Work request:
What lines in the records below mention "label"? List them all.
(Data extracts)
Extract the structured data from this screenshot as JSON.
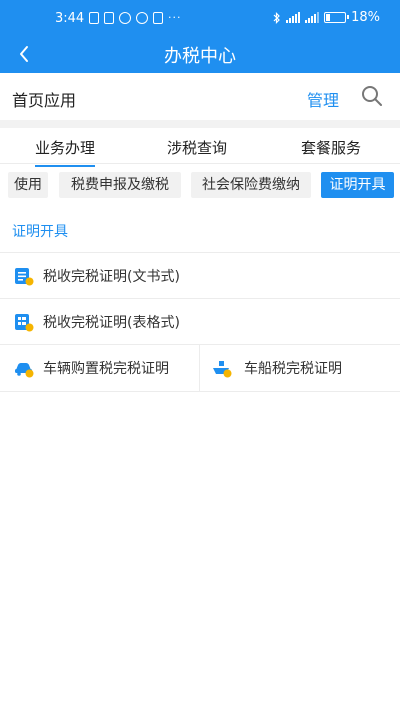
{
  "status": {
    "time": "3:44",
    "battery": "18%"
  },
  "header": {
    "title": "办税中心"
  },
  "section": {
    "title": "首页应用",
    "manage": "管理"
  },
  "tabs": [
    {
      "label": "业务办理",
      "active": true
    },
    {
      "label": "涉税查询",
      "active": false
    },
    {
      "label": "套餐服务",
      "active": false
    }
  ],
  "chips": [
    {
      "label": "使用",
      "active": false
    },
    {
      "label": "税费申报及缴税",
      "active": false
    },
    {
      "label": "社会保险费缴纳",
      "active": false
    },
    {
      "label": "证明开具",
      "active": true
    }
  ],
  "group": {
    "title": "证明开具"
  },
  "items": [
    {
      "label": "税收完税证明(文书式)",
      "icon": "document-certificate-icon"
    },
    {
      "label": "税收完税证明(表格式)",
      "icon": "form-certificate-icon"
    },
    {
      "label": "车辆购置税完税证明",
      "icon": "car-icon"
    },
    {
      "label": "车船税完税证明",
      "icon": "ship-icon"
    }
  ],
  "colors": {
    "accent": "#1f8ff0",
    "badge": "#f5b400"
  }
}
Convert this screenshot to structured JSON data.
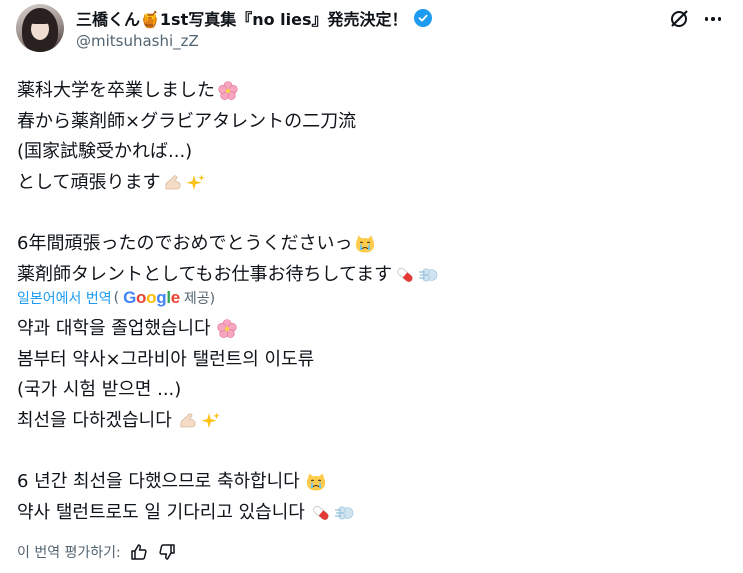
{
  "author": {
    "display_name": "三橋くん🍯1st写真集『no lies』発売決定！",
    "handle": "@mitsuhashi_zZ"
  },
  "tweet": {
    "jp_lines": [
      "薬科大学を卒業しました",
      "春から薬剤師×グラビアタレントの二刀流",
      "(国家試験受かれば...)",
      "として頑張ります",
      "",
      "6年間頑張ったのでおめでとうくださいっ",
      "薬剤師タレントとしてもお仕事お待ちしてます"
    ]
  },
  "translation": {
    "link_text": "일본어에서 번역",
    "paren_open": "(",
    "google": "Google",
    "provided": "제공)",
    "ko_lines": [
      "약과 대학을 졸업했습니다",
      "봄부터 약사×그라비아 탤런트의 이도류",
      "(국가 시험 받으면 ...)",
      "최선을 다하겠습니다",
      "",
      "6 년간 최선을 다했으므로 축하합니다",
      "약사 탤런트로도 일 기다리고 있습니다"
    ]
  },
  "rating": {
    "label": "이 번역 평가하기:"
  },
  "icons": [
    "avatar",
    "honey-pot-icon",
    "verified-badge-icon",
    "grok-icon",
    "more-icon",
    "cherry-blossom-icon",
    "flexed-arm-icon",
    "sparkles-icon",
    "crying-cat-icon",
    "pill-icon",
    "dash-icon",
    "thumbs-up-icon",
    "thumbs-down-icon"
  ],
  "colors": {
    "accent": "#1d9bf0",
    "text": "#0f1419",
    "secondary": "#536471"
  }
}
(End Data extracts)
Result:
      "label": "业务办理",
      "label": "涉税查询",
      "label": "套餐服务",
      "label": "使用",
      "label": "税费申报及缴税",
      "label": "社会保险费缴纳",
      "label": "证明开具",
      "label": "税收完税证明(文书式)",
      "label": "税收完税证明(表格式)",
      "label": "车辆购置税完税证明",
      "label": "车船税完税证明",
    "label": "이 번역 평가하기:"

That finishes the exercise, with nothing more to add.